[Records shown]

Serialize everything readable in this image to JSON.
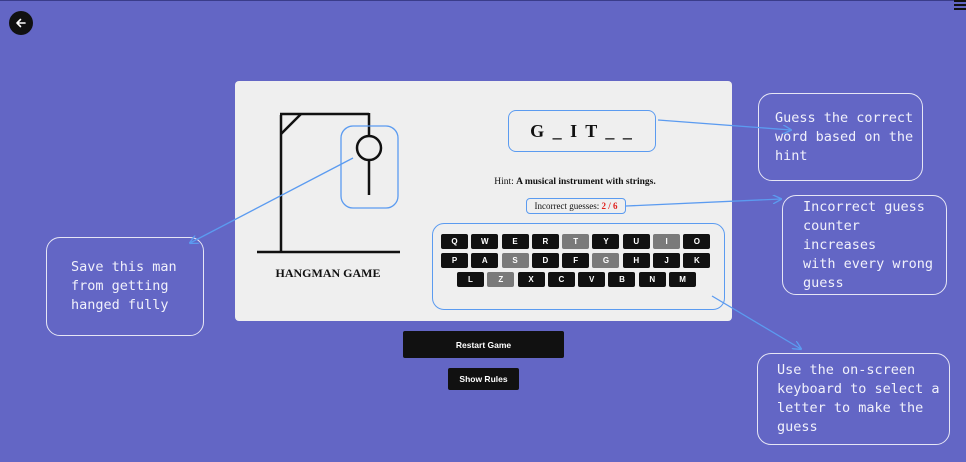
{
  "app": {
    "back_icon": "arrow-left-icon",
    "menu_icon": "hamburger-menu-icon"
  },
  "game": {
    "title": "HANGMAN GAME",
    "word_display": "G _ I T _ _",
    "hint_label": "Hint:",
    "hint_text": "A musical instrument with strings.",
    "incorrect_label": "Incorrect guesses:",
    "incorrect_count": "2 / 6",
    "incorrect_value": 2,
    "max_incorrect": 6
  },
  "keyboard": {
    "rows": [
      [
        {
          "letter": "Q",
          "used": false
        },
        {
          "letter": "W",
          "used": false
        },
        {
          "letter": "E",
          "used": false
        },
        {
          "letter": "R",
          "used": false
        },
        {
          "letter": "T",
          "used": true
        },
        {
          "letter": "Y",
          "used": false
        },
        {
          "letter": "U",
          "used": false
        },
        {
          "letter": "I",
          "used": true
        },
        {
          "letter": "O",
          "used": false
        }
      ],
      [
        {
          "letter": "P",
          "used": false
        },
        {
          "letter": "A",
          "used": false
        },
        {
          "letter": "S",
          "used": true
        },
        {
          "letter": "D",
          "used": false
        },
        {
          "letter": "F",
          "used": false
        },
        {
          "letter": "G",
          "used": true
        },
        {
          "letter": "H",
          "used": false
        },
        {
          "letter": "J",
          "used": false
        },
        {
          "letter": "K",
          "used": false
        }
      ],
      [
        {
          "letter": "L",
          "used": false
        },
        {
          "letter": "Z",
          "used": true
        },
        {
          "letter": "X",
          "used": false
        },
        {
          "letter": "C",
          "used": false
        },
        {
          "letter": "V",
          "used": false
        },
        {
          "letter": "B",
          "used": false
        },
        {
          "letter": "N",
          "used": false
        },
        {
          "letter": "M",
          "used": false
        }
      ]
    ]
  },
  "buttons": {
    "restart": "Restart Game",
    "rules": "Show Rules"
  },
  "annotations": {
    "man": "Save this man\nfrom getting\nhanged fully",
    "guess": "Guess the correct\nword based on the\nhint",
    "counter": "Incorrect guess\ncounter increases\nwith every wrong\nguess",
    "keyboard": "Use the on-screen\nkeyboard to select a\nletter to make the\nguess"
  },
  "colors": {
    "background": "#6366c5",
    "card": "#efefef",
    "annotation_blue": "#5b9bf0",
    "incorrect_red": "#e0201b",
    "key_used": "#7a7a7a"
  }
}
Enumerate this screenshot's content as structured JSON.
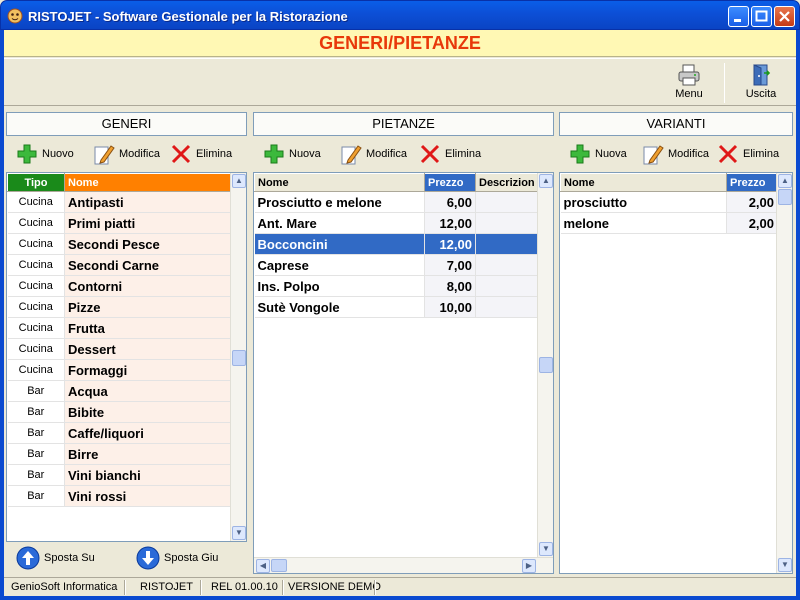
{
  "window": {
    "title": "RISTOJET - Software Gestionale per la Ristorazione"
  },
  "banner": "GENERI/PIETANZE",
  "toolbar": {
    "menu": "Menu",
    "uscita": "Uscita"
  },
  "generi": {
    "title": "GENERI",
    "buttons": {
      "nuovo": "Nuovo",
      "modifica": "Modifica",
      "elimina": "Elimina"
    },
    "columns": {
      "tipo": "Tipo",
      "nome": "Nome"
    },
    "rows": [
      {
        "tipo": "Cucina",
        "nome": "Antipasti"
      },
      {
        "tipo": "Cucina",
        "nome": "Primi piatti"
      },
      {
        "tipo": "Cucina",
        "nome": "Secondi Pesce"
      },
      {
        "tipo": "Cucina",
        "nome": "Secondi Carne"
      },
      {
        "tipo": "Cucina",
        "nome": "Contorni"
      },
      {
        "tipo": "Cucina",
        "nome": "Pizze"
      },
      {
        "tipo": "Cucina",
        "nome": "Frutta"
      },
      {
        "tipo": "Cucina",
        "nome": "Dessert"
      },
      {
        "tipo": "Cucina",
        "nome": "Formaggi"
      },
      {
        "tipo": "Bar",
        "nome": "Acqua"
      },
      {
        "tipo": "Bar",
        "nome": "Bibite"
      },
      {
        "tipo": "Bar",
        "nome": "Caffe/liquori"
      },
      {
        "tipo": "Bar",
        "nome": "Birre"
      },
      {
        "tipo": "Bar",
        "nome": "Vini bianchi"
      },
      {
        "tipo": "Bar",
        "nome": "Vini rossi"
      }
    ],
    "sposta_su": "Sposta Su",
    "sposta_giu": "Sposta Giu"
  },
  "pietanze": {
    "title": "PIETANZE",
    "buttons": {
      "nuova": "Nuova",
      "modifica": "Modifica",
      "elimina": "Elimina"
    },
    "columns": {
      "nome": "Nome",
      "prezzo": "Prezzo",
      "descrizione": "Descrizion"
    },
    "rows": [
      {
        "nome": "Prosciutto e melone",
        "prezzo": "6,00",
        "descrizione": ""
      },
      {
        "nome": "Ant. Mare",
        "prezzo": "12,00",
        "descrizione": ""
      },
      {
        "nome": "Bocconcini",
        "prezzo": "12,00",
        "descrizione": ""
      },
      {
        "nome": "Caprese",
        "prezzo": "7,00",
        "descrizione": ""
      },
      {
        "nome": "Ins. Polpo",
        "prezzo": "8,00",
        "descrizione": ""
      },
      {
        "nome": "Sutè Vongole",
        "prezzo": "10,00",
        "descrizione": ""
      }
    ],
    "selected_row": 2
  },
  "varianti": {
    "title": "VARIANTI",
    "buttons": {
      "nuova": "Nuova",
      "modifica": "Modifica",
      "elimina": "Elimina"
    },
    "columns": {
      "nome": "Nome",
      "prezzo": "Prezzo"
    },
    "rows": [
      {
        "nome": "prosciutto",
        "prezzo": "2,00"
      },
      {
        "nome": "melone",
        "prezzo": "2,00"
      }
    ]
  },
  "status": {
    "company": "GenioSoft Informatica",
    "app": "RISTOJET",
    "release": "REL 01.00.10",
    "version": "VERSIONE DEMO"
  },
  "colors": {
    "title_blue": "#0a5ee8",
    "banner_bg": "#fff8b4",
    "banner_text": "#e8380a",
    "tipo_header": "#1a8a1a",
    "nome_header": "#ff8000",
    "selection": "#316ac5",
    "price_header": "#316ac5"
  }
}
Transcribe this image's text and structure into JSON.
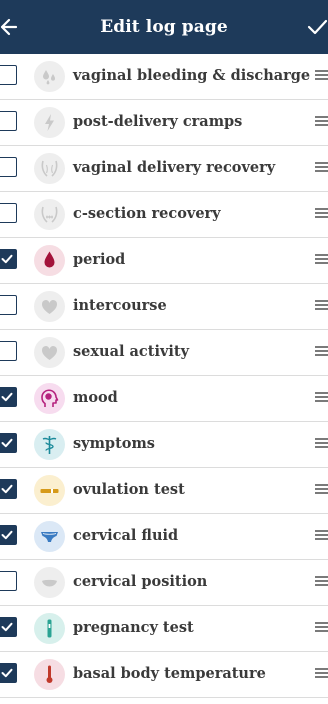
{
  "header": {
    "title": "Edit log page",
    "back_icon": "arrow-left-icon",
    "confirm_icon": "checkmark-icon",
    "background_color": "#1e3a5a"
  },
  "items": [
    {
      "label": "vaginal bleeding & discharge",
      "checked": false,
      "icon": "droplets-icon",
      "icon_bg": "#eeeeee",
      "icon_color": "#c9c9c9"
    },
    {
      "label": "post-delivery cramps",
      "checked": false,
      "icon": "lightning-icon",
      "icon_bg": "#eeeeee",
      "icon_color": "#c9c9c9"
    },
    {
      "label": "vaginal delivery recovery",
      "checked": false,
      "icon": "pelvis-icon",
      "icon_bg": "#eeeeee",
      "icon_color": "#c9c9c9"
    },
    {
      "label": "c-section recovery",
      "checked": false,
      "icon": "pelvis-incision-icon",
      "icon_bg": "#eeeeee",
      "icon_color": "#c9c9c9"
    },
    {
      "label": "period",
      "checked": true,
      "icon": "blood-drop-icon",
      "icon_bg": "#f6dde3",
      "icon_color": "#a3123a"
    },
    {
      "label": "intercourse",
      "checked": false,
      "icon": "heart-icon",
      "icon_bg": "#eeeeee",
      "icon_color": "#c9c9c9"
    },
    {
      "label": "sexual activity",
      "checked": false,
      "icon": "heart-icon",
      "icon_bg": "#eeeeee",
      "icon_color": "#c9c9c9"
    },
    {
      "label": "mood",
      "checked": true,
      "icon": "head-brain-icon",
      "icon_bg": "#f7dcef",
      "icon_color": "#b5227e"
    },
    {
      "label": "symptoms",
      "checked": true,
      "icon": "caduceus-icon",
      "icon_bg": "#d9eef1",
      "icon_color": "#1b8a9a"
    },
    {
      "label": "ovulation test",
      "checked": true,
      "icon": "test-strip-icon",
      "icon_bg": "#fbefcf",
      "icon_color": "#d69a19"
    },
    {
      "label": "cervical fluid",
      "checked": true,
      "icon": "underwear-icon",
      "icon_bg": "#dbe8f6",
      "icon_color": "#3a7bc2"
    },
    {
      "label": "cervical position",
      "checked": false,
      "icon": "cervix-icon",
      "icon_bg": "#eeeeee",
      "icon_color": "#c9c9c9"
    },
    {
      "label": "pregnancy test",
      "checked": true,
      "icon": "pregnancy-test-icon",
      "icon_bg": "#d7f0ec",
      "icon_color": "#2aa393"
    },
    {
      "label": "basal body temperature",
      "checked": true,
      "icon": "thermometer-icon",
      "icon_bg": "#f6dde3",
      "icon_color": "#c0392b"
    }
  ]
}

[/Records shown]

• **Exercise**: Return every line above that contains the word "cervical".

• **Exercise solution**:
      "label": "cervical fluid",
      "label": "cervical position",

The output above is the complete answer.